### Exercise objective
One number is the whole answer: how many lines of the material hold "Uitdaging".
--- Data to process Enclosed Below ---
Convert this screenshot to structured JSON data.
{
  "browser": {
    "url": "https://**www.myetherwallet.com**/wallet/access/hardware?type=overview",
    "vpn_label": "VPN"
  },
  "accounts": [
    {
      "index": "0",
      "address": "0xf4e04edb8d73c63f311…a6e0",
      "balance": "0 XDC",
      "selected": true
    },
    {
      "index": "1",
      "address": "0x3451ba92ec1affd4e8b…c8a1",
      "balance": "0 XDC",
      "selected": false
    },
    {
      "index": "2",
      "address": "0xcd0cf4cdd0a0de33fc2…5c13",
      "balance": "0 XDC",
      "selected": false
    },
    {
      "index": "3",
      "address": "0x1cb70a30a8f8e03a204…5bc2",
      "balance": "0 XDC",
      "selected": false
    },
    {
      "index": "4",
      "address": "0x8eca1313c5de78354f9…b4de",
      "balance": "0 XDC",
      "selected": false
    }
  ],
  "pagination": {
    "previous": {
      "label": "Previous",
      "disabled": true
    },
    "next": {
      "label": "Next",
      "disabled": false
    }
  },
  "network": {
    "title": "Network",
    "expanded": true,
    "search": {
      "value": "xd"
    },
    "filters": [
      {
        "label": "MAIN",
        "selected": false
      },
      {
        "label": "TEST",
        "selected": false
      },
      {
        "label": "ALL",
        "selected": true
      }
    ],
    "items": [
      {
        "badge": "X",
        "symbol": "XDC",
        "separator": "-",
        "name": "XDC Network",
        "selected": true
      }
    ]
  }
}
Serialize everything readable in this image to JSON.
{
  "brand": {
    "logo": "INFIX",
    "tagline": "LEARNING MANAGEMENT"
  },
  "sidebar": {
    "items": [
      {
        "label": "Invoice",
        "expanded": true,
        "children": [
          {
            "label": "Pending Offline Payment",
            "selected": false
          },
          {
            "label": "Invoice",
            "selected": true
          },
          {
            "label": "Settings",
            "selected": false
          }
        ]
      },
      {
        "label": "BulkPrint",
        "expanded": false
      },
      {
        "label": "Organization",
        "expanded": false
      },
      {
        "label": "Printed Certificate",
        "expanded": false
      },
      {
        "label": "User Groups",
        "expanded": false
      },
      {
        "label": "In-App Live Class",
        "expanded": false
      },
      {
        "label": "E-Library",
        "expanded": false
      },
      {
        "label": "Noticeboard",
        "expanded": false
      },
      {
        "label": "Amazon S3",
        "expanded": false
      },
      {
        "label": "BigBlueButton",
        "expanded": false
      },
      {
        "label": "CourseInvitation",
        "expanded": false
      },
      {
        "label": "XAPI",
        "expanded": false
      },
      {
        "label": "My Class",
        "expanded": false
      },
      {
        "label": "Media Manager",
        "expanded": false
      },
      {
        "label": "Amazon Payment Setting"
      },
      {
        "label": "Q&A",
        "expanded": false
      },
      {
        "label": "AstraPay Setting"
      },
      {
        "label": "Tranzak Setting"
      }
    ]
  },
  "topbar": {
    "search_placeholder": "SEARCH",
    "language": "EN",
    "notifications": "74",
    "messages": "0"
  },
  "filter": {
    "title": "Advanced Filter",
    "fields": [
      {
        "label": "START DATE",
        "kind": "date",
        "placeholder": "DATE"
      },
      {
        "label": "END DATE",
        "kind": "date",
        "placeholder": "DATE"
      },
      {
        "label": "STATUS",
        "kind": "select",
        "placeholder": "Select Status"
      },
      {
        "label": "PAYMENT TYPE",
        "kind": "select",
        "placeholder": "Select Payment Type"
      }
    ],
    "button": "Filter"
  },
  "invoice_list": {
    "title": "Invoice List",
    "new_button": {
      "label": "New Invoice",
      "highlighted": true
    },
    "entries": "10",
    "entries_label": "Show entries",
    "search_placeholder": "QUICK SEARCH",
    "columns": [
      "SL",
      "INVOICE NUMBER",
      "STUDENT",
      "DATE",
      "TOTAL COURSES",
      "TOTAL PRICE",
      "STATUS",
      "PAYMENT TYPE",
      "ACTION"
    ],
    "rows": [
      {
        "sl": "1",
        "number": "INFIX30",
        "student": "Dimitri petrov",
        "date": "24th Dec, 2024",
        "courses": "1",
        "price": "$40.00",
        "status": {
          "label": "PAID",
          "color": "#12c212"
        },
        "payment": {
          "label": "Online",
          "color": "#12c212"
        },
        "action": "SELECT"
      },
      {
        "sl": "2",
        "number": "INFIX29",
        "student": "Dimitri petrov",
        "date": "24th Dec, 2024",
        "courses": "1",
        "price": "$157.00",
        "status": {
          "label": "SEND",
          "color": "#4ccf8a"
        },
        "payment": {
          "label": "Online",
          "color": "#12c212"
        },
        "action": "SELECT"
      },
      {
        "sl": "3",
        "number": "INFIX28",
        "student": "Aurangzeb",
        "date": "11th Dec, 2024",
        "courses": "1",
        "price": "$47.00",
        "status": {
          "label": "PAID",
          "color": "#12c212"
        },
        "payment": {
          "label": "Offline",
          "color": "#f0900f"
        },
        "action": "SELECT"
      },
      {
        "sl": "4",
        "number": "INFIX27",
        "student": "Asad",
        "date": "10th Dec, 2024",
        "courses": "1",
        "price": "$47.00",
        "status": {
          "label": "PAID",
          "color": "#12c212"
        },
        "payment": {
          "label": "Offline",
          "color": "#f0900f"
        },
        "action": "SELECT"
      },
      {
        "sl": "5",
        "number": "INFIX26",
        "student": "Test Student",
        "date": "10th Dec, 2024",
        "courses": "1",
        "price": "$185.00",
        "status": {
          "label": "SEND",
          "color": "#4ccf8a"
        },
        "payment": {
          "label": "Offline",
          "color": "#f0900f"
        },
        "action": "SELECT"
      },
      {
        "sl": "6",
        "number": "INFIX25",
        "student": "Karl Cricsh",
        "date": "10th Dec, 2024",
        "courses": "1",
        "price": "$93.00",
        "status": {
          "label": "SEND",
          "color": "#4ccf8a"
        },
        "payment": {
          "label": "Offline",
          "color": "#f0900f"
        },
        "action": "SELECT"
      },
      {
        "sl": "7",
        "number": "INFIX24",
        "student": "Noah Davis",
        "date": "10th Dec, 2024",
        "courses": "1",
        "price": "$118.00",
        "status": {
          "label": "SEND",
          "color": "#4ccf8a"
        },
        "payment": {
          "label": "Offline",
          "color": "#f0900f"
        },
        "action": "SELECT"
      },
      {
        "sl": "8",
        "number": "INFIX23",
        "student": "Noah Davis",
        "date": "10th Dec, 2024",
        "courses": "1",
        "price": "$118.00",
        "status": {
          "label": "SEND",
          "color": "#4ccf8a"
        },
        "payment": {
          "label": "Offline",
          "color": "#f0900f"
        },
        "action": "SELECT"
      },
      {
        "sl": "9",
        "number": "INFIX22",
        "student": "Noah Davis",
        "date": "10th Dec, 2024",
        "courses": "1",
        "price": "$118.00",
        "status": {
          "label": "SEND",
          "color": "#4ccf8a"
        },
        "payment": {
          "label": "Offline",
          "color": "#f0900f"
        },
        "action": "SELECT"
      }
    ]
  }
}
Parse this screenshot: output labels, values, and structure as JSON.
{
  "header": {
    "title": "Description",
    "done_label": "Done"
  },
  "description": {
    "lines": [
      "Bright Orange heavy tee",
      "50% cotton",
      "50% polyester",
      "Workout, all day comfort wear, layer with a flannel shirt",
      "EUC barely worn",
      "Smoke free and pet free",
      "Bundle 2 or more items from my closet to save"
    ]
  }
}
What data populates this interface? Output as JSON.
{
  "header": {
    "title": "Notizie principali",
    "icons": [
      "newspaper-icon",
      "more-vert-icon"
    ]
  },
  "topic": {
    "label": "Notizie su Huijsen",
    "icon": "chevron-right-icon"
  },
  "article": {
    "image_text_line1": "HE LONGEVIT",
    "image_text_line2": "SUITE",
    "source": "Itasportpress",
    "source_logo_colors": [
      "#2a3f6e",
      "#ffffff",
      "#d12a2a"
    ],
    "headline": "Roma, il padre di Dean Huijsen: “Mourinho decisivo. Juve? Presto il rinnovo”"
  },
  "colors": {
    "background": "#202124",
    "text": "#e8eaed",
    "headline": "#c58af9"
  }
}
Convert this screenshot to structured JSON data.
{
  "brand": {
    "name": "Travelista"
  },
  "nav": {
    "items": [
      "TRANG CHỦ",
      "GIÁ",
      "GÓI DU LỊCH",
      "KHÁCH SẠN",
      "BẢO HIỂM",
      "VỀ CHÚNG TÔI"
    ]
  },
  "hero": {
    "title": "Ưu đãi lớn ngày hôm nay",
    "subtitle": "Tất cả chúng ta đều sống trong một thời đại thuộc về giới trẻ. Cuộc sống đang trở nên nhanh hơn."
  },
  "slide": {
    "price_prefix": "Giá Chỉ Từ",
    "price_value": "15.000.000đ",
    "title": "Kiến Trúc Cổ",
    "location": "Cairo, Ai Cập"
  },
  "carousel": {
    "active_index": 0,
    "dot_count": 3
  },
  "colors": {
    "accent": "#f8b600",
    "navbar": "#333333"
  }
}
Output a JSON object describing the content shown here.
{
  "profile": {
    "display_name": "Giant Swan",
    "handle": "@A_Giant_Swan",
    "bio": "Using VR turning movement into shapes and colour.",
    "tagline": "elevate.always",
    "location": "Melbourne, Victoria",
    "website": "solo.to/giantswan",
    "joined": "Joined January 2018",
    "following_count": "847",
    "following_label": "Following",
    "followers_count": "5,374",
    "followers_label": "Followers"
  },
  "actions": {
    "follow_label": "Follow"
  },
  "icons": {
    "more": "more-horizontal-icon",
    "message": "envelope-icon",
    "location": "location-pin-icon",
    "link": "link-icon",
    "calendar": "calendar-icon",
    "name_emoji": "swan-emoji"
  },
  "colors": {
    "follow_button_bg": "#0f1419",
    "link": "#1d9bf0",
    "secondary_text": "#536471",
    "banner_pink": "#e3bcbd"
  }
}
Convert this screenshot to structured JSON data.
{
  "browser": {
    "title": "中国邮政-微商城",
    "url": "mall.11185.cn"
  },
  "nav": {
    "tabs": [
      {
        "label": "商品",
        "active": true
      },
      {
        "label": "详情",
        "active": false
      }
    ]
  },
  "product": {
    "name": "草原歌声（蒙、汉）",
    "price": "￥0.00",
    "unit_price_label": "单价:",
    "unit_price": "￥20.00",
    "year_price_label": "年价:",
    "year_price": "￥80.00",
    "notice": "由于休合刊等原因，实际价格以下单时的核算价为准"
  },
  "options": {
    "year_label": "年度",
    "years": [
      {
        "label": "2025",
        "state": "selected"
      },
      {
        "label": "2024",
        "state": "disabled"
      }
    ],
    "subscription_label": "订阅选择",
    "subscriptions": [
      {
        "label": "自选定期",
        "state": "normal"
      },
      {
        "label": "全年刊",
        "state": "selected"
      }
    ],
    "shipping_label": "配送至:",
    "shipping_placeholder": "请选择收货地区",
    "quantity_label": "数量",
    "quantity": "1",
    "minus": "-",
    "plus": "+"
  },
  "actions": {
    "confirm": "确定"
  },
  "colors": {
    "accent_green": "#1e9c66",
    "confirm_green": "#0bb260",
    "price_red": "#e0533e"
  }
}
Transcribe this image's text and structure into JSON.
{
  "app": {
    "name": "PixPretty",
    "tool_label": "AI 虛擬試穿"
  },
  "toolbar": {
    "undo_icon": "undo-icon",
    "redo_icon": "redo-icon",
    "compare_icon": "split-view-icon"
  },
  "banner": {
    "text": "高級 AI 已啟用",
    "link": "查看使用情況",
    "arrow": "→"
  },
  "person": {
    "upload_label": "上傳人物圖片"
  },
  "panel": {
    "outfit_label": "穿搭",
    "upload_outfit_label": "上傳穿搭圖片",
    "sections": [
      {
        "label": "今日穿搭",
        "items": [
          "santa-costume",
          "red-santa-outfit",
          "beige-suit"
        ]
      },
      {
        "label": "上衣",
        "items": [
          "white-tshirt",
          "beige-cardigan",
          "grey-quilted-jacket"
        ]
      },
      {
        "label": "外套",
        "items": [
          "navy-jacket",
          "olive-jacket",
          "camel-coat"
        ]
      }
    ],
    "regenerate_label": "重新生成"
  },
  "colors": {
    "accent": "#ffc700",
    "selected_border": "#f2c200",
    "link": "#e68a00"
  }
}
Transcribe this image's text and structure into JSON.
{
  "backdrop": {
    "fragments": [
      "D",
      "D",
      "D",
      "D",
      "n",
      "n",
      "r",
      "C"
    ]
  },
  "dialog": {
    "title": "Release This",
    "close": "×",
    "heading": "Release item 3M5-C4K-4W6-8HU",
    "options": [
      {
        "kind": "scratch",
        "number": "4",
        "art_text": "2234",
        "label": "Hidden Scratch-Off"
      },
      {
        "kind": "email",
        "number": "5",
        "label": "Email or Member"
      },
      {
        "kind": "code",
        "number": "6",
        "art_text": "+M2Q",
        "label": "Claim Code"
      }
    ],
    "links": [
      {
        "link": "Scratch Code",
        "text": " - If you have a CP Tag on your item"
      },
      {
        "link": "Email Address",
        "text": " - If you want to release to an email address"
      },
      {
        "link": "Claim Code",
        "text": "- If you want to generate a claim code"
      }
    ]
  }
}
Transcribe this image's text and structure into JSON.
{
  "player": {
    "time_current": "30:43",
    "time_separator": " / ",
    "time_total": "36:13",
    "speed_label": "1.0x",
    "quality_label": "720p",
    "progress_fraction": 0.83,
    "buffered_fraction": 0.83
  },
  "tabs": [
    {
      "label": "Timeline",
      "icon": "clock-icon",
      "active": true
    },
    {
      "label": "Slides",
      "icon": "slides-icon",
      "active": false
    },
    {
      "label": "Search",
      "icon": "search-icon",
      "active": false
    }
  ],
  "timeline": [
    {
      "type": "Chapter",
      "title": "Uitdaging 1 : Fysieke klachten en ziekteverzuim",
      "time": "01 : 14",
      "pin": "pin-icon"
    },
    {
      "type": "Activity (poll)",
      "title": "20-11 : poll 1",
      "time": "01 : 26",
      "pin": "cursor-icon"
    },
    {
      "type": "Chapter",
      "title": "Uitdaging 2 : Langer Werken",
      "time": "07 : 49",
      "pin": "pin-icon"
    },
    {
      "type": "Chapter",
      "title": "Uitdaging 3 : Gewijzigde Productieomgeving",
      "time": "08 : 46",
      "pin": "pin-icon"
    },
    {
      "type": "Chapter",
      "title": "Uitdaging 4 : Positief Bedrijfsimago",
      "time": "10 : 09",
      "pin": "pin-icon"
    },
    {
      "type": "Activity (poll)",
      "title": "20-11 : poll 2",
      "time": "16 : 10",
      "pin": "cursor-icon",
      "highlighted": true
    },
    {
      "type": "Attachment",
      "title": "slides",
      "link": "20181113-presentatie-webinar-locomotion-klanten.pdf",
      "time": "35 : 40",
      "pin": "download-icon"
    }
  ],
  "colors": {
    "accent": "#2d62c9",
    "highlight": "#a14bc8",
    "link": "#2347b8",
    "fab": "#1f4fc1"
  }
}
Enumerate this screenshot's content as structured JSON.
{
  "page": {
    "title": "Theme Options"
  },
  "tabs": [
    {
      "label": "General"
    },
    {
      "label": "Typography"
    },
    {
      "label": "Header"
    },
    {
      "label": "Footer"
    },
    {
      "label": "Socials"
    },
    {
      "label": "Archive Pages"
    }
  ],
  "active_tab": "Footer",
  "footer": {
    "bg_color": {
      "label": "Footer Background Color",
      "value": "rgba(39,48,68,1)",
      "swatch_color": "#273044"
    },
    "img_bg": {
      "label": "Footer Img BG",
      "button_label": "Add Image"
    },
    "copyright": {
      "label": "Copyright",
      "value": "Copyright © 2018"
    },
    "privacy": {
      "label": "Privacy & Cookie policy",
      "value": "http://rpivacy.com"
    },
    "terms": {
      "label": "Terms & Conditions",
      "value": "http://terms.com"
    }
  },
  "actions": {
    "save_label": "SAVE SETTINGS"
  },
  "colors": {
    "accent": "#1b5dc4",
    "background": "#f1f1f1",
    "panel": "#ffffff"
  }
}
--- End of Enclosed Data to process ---
### Result of this exercise
4